NPR logo

Bush Focuses on Economy, Jobs and the Deficit

  • Download
  • <iframe src="https://www.npr.org/player/embed/6211234/6211235" width="100%" height="290" frameborder="0" scrolling="no" title="NPR embedded audio player">
  • Transcript
Bush Focuses on Economy, Jobs and the Deficit

Bush Focuses on Economy, Jobs and the Deficit

  • Download
  • <iframe src="https://www.npr.org/player/embed/6211234/6211235" width="100%" height="290" frameborder="0" scrolling="no" title="NPR embedded audio player">
  • Transcript

MICHELE NORRIS, host:

There was a resignation at the White House today. Susan Ralston, a special assistant to President Bush, stepped down. One week ago, she was cited in a Congressional report as having frequent contacts with disgraced lobbyist Jack Abramoff, who will soon begin a prison sentence for influence peddling.

NPR's David Greene has the story.

DAVID GREENE: This was a day when President Bush was trying to change the subject away from former Congressman Mark Foley and Congressional pages.

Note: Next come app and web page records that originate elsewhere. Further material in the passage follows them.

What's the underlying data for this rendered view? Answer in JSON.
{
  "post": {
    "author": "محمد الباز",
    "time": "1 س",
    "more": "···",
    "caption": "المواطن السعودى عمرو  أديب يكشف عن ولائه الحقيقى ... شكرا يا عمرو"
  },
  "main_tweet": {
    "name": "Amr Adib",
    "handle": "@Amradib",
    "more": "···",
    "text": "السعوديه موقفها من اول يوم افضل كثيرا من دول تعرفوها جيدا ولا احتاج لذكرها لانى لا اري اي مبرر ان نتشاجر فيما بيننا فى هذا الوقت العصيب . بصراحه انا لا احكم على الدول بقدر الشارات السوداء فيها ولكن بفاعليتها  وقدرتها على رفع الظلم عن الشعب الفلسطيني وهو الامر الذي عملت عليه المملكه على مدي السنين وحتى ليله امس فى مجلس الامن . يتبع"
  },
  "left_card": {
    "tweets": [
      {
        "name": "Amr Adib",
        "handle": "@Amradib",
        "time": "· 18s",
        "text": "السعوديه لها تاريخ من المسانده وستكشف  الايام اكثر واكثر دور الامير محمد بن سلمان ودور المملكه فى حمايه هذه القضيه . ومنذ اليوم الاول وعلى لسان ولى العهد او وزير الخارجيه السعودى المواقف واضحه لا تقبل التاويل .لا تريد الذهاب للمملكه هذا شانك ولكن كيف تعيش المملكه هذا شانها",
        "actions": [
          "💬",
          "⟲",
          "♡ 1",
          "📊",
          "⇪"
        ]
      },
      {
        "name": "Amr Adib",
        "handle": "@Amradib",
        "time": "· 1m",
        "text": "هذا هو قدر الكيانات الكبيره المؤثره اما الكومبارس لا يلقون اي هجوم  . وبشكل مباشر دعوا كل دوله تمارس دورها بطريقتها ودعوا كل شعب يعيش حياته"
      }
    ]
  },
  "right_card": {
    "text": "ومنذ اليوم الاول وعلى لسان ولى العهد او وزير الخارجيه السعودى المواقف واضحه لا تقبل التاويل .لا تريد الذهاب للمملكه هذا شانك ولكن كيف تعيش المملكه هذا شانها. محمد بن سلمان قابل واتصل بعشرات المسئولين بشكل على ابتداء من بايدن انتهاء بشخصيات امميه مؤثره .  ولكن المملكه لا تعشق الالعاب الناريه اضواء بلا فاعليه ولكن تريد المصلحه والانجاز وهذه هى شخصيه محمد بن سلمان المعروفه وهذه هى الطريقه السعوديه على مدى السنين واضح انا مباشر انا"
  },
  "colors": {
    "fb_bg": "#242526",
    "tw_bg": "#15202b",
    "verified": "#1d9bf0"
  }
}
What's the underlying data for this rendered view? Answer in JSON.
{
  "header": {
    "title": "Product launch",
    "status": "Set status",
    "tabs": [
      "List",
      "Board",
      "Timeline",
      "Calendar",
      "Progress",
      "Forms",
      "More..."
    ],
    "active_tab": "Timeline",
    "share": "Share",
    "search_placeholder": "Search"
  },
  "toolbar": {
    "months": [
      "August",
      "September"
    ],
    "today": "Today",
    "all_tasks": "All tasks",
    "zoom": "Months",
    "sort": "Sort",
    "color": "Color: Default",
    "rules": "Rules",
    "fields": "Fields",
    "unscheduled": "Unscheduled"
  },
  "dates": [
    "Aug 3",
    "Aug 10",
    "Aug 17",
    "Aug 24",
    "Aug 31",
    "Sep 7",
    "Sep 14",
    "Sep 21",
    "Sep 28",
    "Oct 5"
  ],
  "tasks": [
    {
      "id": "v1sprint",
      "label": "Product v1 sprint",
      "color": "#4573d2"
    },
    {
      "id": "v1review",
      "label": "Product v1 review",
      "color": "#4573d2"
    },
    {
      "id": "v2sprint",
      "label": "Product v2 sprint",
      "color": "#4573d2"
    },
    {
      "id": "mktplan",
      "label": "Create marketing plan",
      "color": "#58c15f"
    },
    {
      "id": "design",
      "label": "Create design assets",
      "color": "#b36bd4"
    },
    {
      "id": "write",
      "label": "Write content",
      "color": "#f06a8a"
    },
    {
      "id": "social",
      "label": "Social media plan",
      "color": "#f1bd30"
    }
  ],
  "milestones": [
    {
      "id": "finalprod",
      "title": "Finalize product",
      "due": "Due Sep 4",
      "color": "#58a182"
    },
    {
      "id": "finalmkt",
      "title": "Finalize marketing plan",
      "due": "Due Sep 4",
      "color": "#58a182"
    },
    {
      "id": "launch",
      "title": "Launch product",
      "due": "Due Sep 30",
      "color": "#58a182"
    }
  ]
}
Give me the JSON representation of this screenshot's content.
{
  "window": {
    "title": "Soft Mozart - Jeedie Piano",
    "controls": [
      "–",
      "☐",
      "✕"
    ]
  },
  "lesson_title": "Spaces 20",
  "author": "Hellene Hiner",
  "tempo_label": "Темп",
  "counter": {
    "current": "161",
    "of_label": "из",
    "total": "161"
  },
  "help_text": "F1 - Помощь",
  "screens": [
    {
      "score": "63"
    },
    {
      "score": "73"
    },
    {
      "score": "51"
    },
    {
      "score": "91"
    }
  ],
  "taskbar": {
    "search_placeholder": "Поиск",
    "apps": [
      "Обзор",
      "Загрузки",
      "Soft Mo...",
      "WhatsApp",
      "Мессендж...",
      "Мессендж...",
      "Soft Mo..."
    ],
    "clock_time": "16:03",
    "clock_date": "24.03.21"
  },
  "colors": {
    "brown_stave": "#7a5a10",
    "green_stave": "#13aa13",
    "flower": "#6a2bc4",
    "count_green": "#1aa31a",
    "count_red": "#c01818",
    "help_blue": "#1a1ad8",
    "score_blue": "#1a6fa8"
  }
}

He went over to a FedEx facility in Washington and talked up the economy.

President GEORGE W. BUSH: Today we got more good news. The national unemployment rate is down to 4.6 percent. We've added 6.6 million new jobs since August of 2003.

GREENE: There was also good news on the federal budget deficit, pegged at $250 billion for the fiscal year just ended, down from $318 billion last year.

But in the afternoon, the White House disclosed that Susan Ralston, a special assistant to the president, had resigned. Ralston once worked for lobbyist Jack Abramoff, then came to the White House originally to work for Karl Rove, the president's chief strategist.

White House aides have said Abramoff had few ties here but a Republican-led Congressional inquiry counted 485 White House contacts by Abramoff and his associates, including ten with Rove.

The White House said today that Ralston recognized a protracted discussion of these matters would be a distraction.

David Greene, NPR News, the White House.

Copyright © 2006 NPR. All rights reserved. Visit our website terms of use and permissions pages at www.npr.org for further information.

NPR transcripts are created on a rush deadline by Verb8tm, Inc., an NPR contractor, and produced using a proprietary transcription process developed with NPR. This text may not be in its final form and may be updated or revised in the future. Accuracy and availability may vary. The authoritative record of NPR’s programming is the audio record.